In lieu of an abstract, here is a brief excerpt of the content:

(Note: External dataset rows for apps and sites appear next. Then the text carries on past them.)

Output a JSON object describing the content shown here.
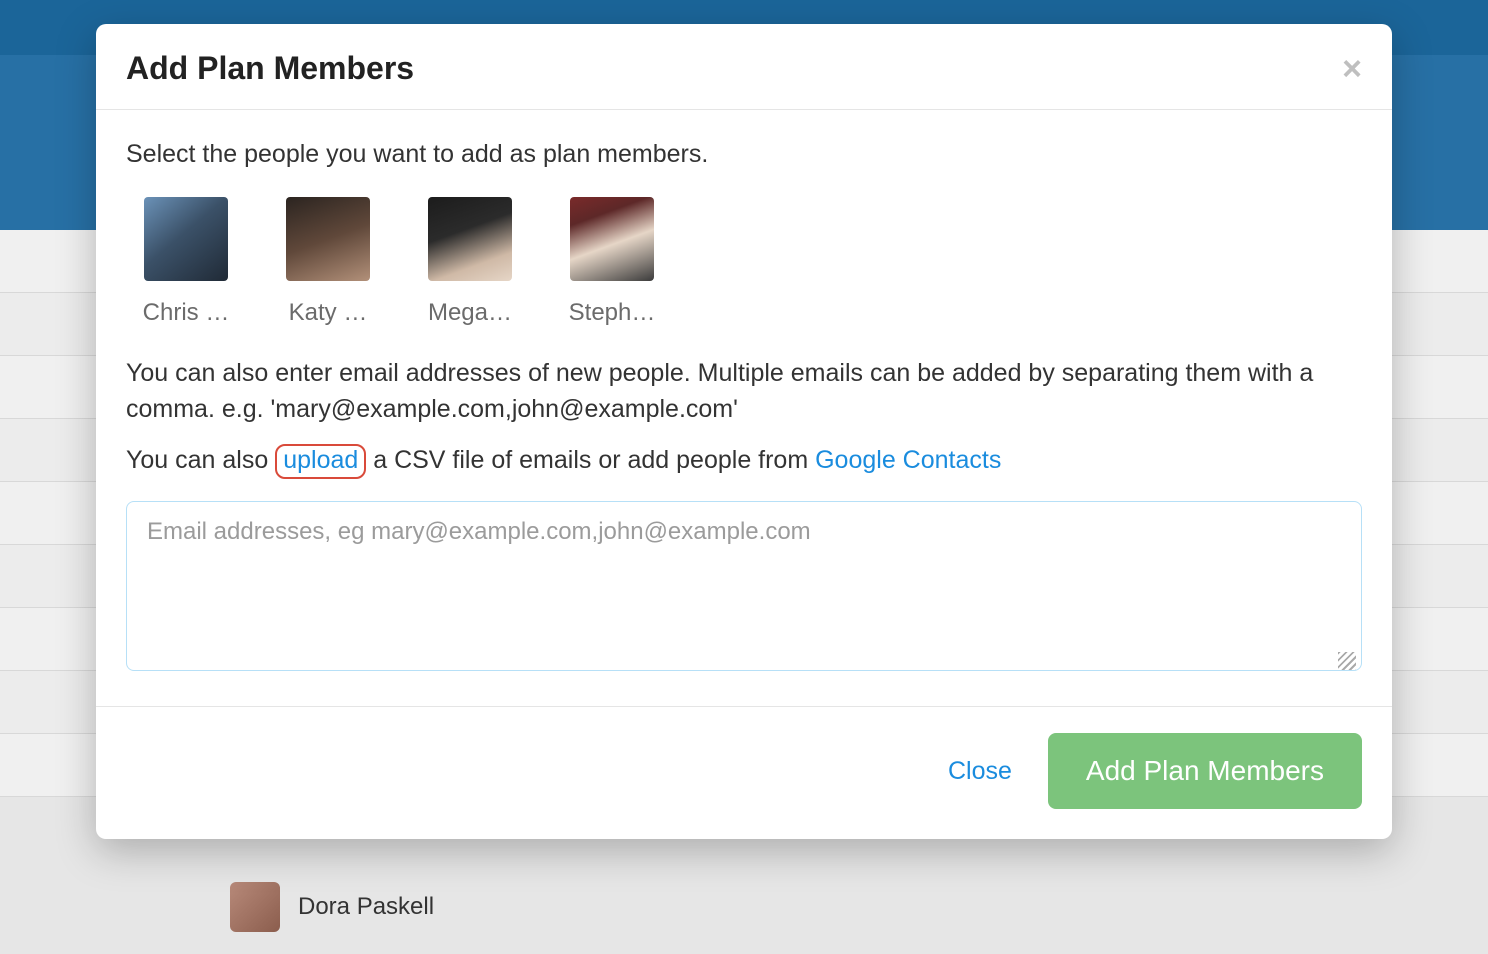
{
  "modal": {
    "title": "Add Plan Members",
    "instruction": "Select the people you want to add as plan members.",
    "people": [
      {
        "name": "Chris …"
      },
      {
        "name": "Katy …"
      },
      {
        "name": "Mega…"
      },
      {
        "name": "Steph…"
      }
    ],
    "email_note": "You can also enter email addresses of new people. Multiple emails can be added by separating them with a comma. e.g. 'mary@example.com,john@example.com'",
    "csv_prefix": "You can also ",
    "upload_link": "upload",
    "csv_mid": " a CSV file of emails or add people from ",
    "google_link": "Google Contacts",
    "email_placeholder": "Email addresses, eg mary@example.com,john@example.com",
    "close_label": "Close",
    "submit_label": "Add Plan Members"
  },
  "backdrop": {
    "person_name": "Dora Paskell"
  }
}
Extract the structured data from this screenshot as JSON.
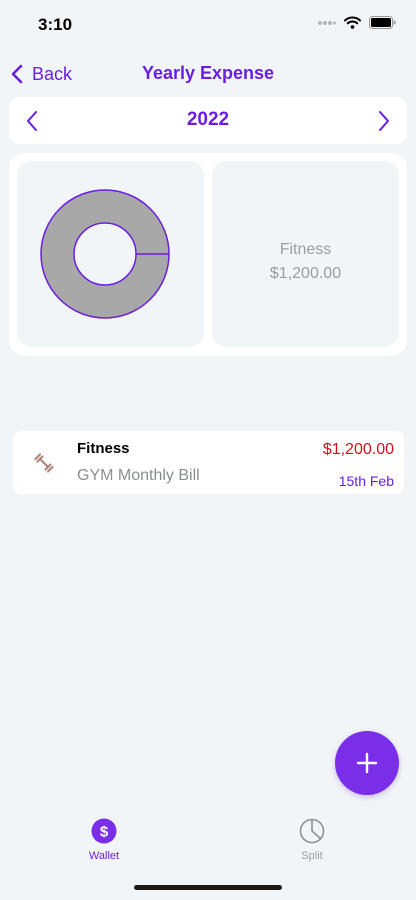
{
  "status_bar": {
    "time": "3:10",
    "icons": [
      "signal-dots-icon",
      "wifi-icon",
      "battery-icon"
    ]
  },
  "nav": {
    "back_label": "Back",
    "title": "Yearly Expense"
  },
  "year_selector": {
    "year": "2022"
  },
  "summary": {
    "chart_data": {
      "type": "pie",
      "style": "donut",
      "categories": [
        "Fitness"
      ],
      "values": [
        1200.0
      ],
      "slice_color": "#a8a8a8",
      "border_color": "#6a1ee0"
    },
    "selected_category": "Fitness",
    "selected_amount": "$1,200.00"
  },
  "expenses": [
    {
      "icon": "dumbbell-icon",
      "category": "Fitness",
      "description": "GYM Monthly Bill",
      "amount": "$1,200.00",
      "date": "15th Feb"
    }
  ],
  "fab": {
    "icon": "plus-icon"
  },
  "tab_bar": {
    "tabs": [
      {
        "label": "Wallet",
        "icon": "dollar-icon",
        "active": true
      },
      {
        "label": "Split",
        "icon": "pie-chart-icon",
        "active": false
      }
    ]
  },
  "colors": {
    "accent": "#6a1ee0",
    "fab": "#7a2ee8",
    "expense_amount": "#d4111b",
    "background": "#f2f5f7"
  }
}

154 SHOFAR Fall 1999 Vol. 18, No. I In focusing on the horrors of individual and collective violence in the biblical record, Schwartz thus misses the underlying economic and political dynamics of community formation and the positive functions ofnational identity. Sadly, that focus also obscures the wealth of biblical texts that point away from violence-texts that valorize peace and that anticipate eschatological if not temporal plenitude in both the natural and cultural realms. It is worth noting that many of the United Nations Declarations in support of economic and social equality, issued in the wake of the rebellion of various impoverished third-world countries against colonial domination, converge with biblical notions of peace and biblical concepts of love, power, and justice. Carol Meyers Department of Religion Duke University Theology of the Old Testament: Testimony, Dispute, Advocacy, by Walter Brueggemann. Minneapolis: Fortress Press, 1997. 777 pp. $48.00. Walter Brueggemann's massive Theology ofthe Old Testament is an attempt to provide a new model for apprehending and articulating the Hebrew Bible's assertions concerning G-d that takes account ofthe new hermeneutical possibilities and realities posed by the contemporary postmodern interpretive situation. Brueggemann points to the emergence of "a major breakpoint in Western culture" (p. 60) in which the dominant modes of knowledge "that have too innocently yielded certitude" and the dominant modes of power "that have too readily granted control" are now giving way to a new postmodern situation which recognizes the pluralistic context of interpretation and the power of rhetoric to construe, generate, and evoke alternative realities. Whereas past theological interpretation ofthe Hebrew Bible employed objective, historical positivism to assert hegemony over the text of the Bible and those who read it, the postmodern situation calls for a Christian theological reading of the Bible that recognizes the diversity of its assertions concerning G-d and that the alternative understandings of its assertions are equally legitimate. In positing this new interpretive program, Brueggemann is particularly anxious to address the problem of Christianity's efforts at the supersession ofJudaism by various means, such as reducing the Hebrew Bible to easily controlled theological principles, subsuming the Hebrew Bible to the New Testament, historicizing it to such an extent that it is entirely dissociated from Rabbinic Judaism, etc. Instead, he attempts to offer a model in which various modes of Christian and Jewish readings ofthe Hebrew Bible can stand together in dialogue with the Bible and with each other. Book Reviews 155 A fundamental aspect of Brueggemann's program is that Old Testament theology must be concerned only with G-d (theos) and with speech (logos) about G-d. G-d cannot be comprehended in any preconceived categories, such as those ofChristian dogmatic theology, Hellenistic philosophy, historical event, etc. In order to come to grips with the Hebrew Bible's own assertions about G-d, the reader must reject questions ofhistoricity and ontology in order to ask "What is said?" rather than "What happened?" or "What is?" He employs the metaphor of testimony in a court oflaw as a vehicle to identify, analyze, and evaluate the Hebrew Bible's assertions about G-d. Brueggemann begins his "cross-examination" with discussion of the normative shape of Israel's utterance. He seeks to avoid the historical problems of von Rad's earliest credo statements and opts for examination ofstatements about G-d based upon the linguistic structure ofbiblical Hebrew, i.e., the full sentence is the unit oftestimony, YHWH is characteristically the subject of the active verb, and Israel or others are characteristically the objects of YHWH's actions. An extensive study of testimony about G-d in verbal sentences points to YHWH as the G-d who creates, makes promises, delivers, commands, and leads. A study ofadjectives applied to YHWH, with special attention to the "credo" in Exodus 34:6-7, points to YHWH's incomparability, relation to Israel, fidelity, and "profound contradiction that leaves open a harshness toward the beloved partner community" (p. 228). The nouns applied to YHWH emphasize the metaphorical quality of testimony about YHWH in relation to governance and sustenance, and assert YHWH's presence in all aspects oflsrael's life. Fundamentally, this normative testimony asserts YHWH's righteousness...


Additional Information

Print ISSN
pp. 154-157
Launched on MUSE
Open Access
Back To Top

This website uses cookies to ensure you get the best experience on our website. Without cookies your experience may not be seamless.